# RECORDS SHOWN
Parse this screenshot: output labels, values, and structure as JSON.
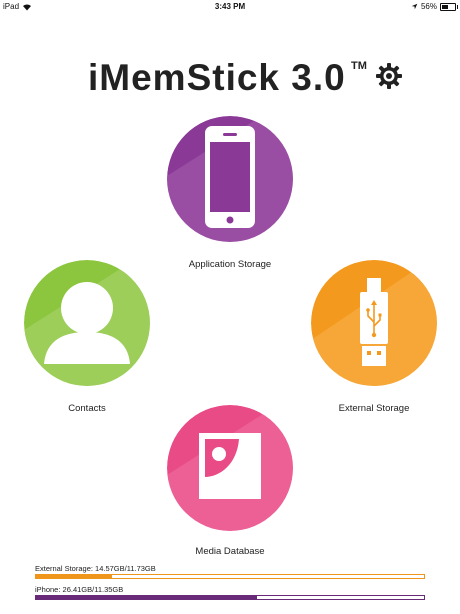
{
  "status_bar": {
    "device": "iPad",
    "time": "3:43 PM",
    "battery": "56%",
    "battery_level": 0.56
  },
  "header": {
    "title": "iMemStick 3.0",
    "trademark": "TM",
    "settings_icon": "gear-icon"
  },
  "tiles": {
    "application_storage": {
      "label": "Application Storage",
      "icon": "phone-icon",
      "color": "#8e3a98"
    },
    "contacts": {
      "label": "Contacts",
      "icon": "person-icon",
      "color": "#8cc63f"
    },
    "external_storage": {
      "label": "External Storage",
      "icon": "usb-drive-icon",
      "color": "#f39a1e"
    },
    "media_database": {
      "label": "Media Database",
      "icon": "picture-icon",
      "color": "#e94b87"
    }
  },
  "storage": {
    "external": {
      "label": "External Storage: 14.57GB/11.73GB",
      "fill_fraction": 0.195,
      "color": "#f0951c"
    },
    "iphone": {
      "label": "iPhone: 26.41GB/11.35GB",
      "fill_fraction": 0.57,
      "color": "#6a2a7a"
    }
  }
}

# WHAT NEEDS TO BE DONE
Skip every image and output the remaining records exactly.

# RESPONSE TO THIS TASK
Parse this screenshot: output labels, values, and structure as JSON.
{
  "status_bar": {
    "device": "iPad",
    "time": "3:43 PM",
    "battery": "56%",
    "battery_level": 0.56
  },
  "header": {
    "title": "iMemStick 3.0",
    "trademark": "TM",
    "settings_icon": "gear-icon"
  },
  "tiles": {
    "application_storage": {
      "label": "Application Storage",
      "icon": "phone-icon",
      "color": "#8e3a98"
    },
    "contacts": {
      "label": "Contacts",
      "icon": "person-icon",
      "color": "#8cc63f"
    },
    "external_storage": {
      "label": "External Storage",
      "icon": "usb-drive-icon",
      "color": "#f39a1e"
    },
    "media_database": {
      "label": "Media Database",
      "icon": "picture-icon",
      "color": "#e94b87"
    }
  },
  "storage": {
    "external": {
      "label": "External Storage: 14.57GB/11.73GB",
      "fill_fraction": 0.195,
      "color": "#f0951c"
    },
    "iphone": {
      "label": "iPhone: 26.41GB/11.35GB",
      "fill_fraction": 0.57,
      "color": "#6a2a7a"
    }
  }
}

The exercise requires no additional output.